◆ **DATA EXTRACTS**
━━━━━━━━━━━━━━━━

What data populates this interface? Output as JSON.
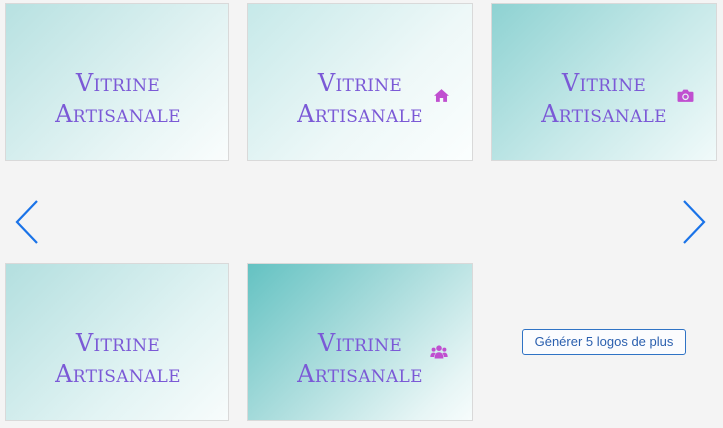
{
  "gallery": {
    "tiles": [
      {
        "line1": "Vitrine",
        "line2": "Artisanale",
        "icon": "none"
      },
      {
        "line1": "Vitrine",
        "line2": "Artisanale",
        "icon": "home-icon"
      },
      {
        "line1": "Vitrine",
        "line2": "Artisanale",
        "icon": "camera-icon"
      },
      {
        "line1": "Vitrine",
        "line2": "Artisanale",
        "icon": "none"
      },
      {
        "line1": "Vitrine",
        "line2": "Artisanale",
        "icon": "users-icon"
      }
    ],
    "generate_more_label": "Générer 5 logos de plus"
  },
  "navigation": {
    "prev_icon": "chevron-left-icon",
    "next_icon": "chevron-right-icon"
  },
  "colors": {
    "page_background": "#f4f4f4",
    "logo_text": "#7b59d6",
    "icon": "#c04fd0",
    "nav_arrow": "#1a73e8",
    "button_border": "#2f73c5",
    "tile_gradient": "#64c2c2"
  }
}
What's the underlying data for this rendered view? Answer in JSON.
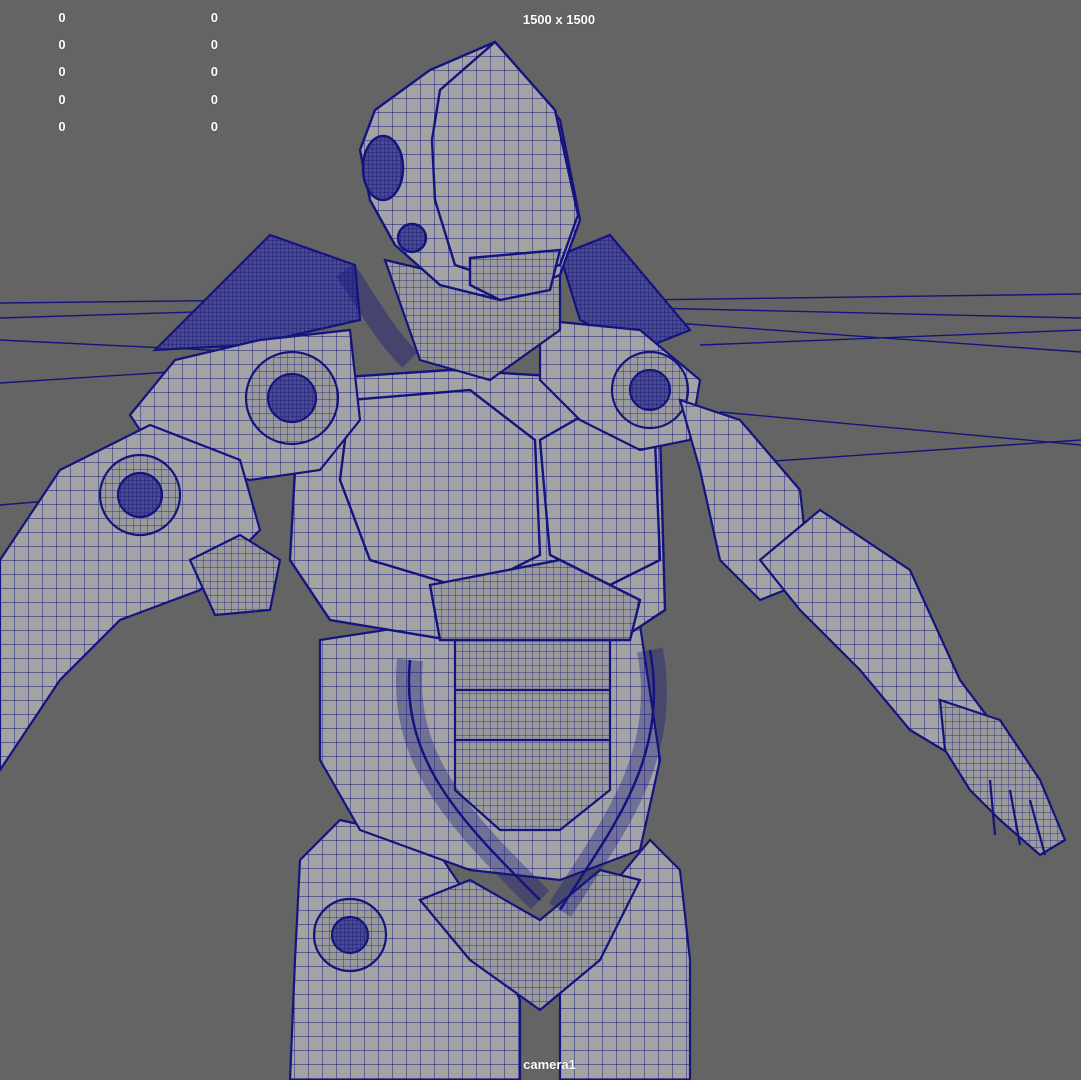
{
  "viewport": {
    "resolution_gate_label": "1500 x 1500",
    "camera_label": "camera1",
    "wireframe_color": "#14147e",
    "shaded_color": "#a7a7a7",
    "background_color": "#646464"
  },
  "hud_stats": {
    "rows": [
      {
        "col1": "0",
        "col2": "0"
      },
      {
        "col1": "0",
        "col2": "0"
      },
      {
        "col1": "0",
        "col2": "0"
      },
      {
        "col1": "0",
        "col2": "0"
      },
      {
        "col1": "0",
        "col2": "0"
      }
    ]
  },
  "scene": {
    "model": "mech-armor-robot-wireframe"
  }
}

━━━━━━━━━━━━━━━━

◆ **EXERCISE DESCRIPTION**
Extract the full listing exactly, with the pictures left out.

◆ **RESULT OF THE TASK**
What data populates this interface? Output as JSON.
{
  "gallery": {
    "tiles": [
      {
        "line1": "Vitrine",
        "line2": "Artisanale",
        "icon": "none"
      },
      {
        "line1": "Vitrine",
        "line2": "Artisanale",
        "icon": "home-icon"
      },
      {
        "line1": "Vitrine",
        "line2": "Artisanale",
        "icon": "camera-icon"
      },
      {
        "line1": "Vitrine",
        "line2": "Artisanale",
        "icon": "none"
      },
      {
        "line1": "Vitrine",
        "line2": "Artisanale",
        "icon": "users-icon"
      }
    ],
    "generate_more_label": "Générer 5 logos de plus"
  },
  "navigation": {
    "prev_icon": "chevron-left-icon",
    "next_icon": "chevron-right-icon"
  },
  "colors": {
    "page_background": "#f4f4f4",
    "logo_text": "#7b59d6",
    "icon": "#c04fd0",
    "nav_arrow": "#1a73e8",
    "button_border": "#2f73c5",
    "tile_gradient": "#64c2c2"
  }
}
What's the underlying data for this rendered view? Answer in JSON.
{
  "viewport": {
    "resolution_gate_label": "1500 x 1500",
    "camera_label": "camera1",
    "wireframe_color": "#14147e",
    "shaded_color": "#a7a7a7",
    "background_color": "#646464"
  },
  "hud_stats": {
    "rows": [
      {
        "col1": "0",
        "col2": "0"
      },
      {
        "col1": "0",
        "col2": "0"
      },
      {
        "col1": "0",
        "col2": "0"
      },
      {
        "col1": "0",
        "col2": "0"
      },
      {
        "col1": "0",
        "col2": "0"
      }
    ]
  },
  "scene": {
    "model": "mech-armor-robot-wireframe"
  }
}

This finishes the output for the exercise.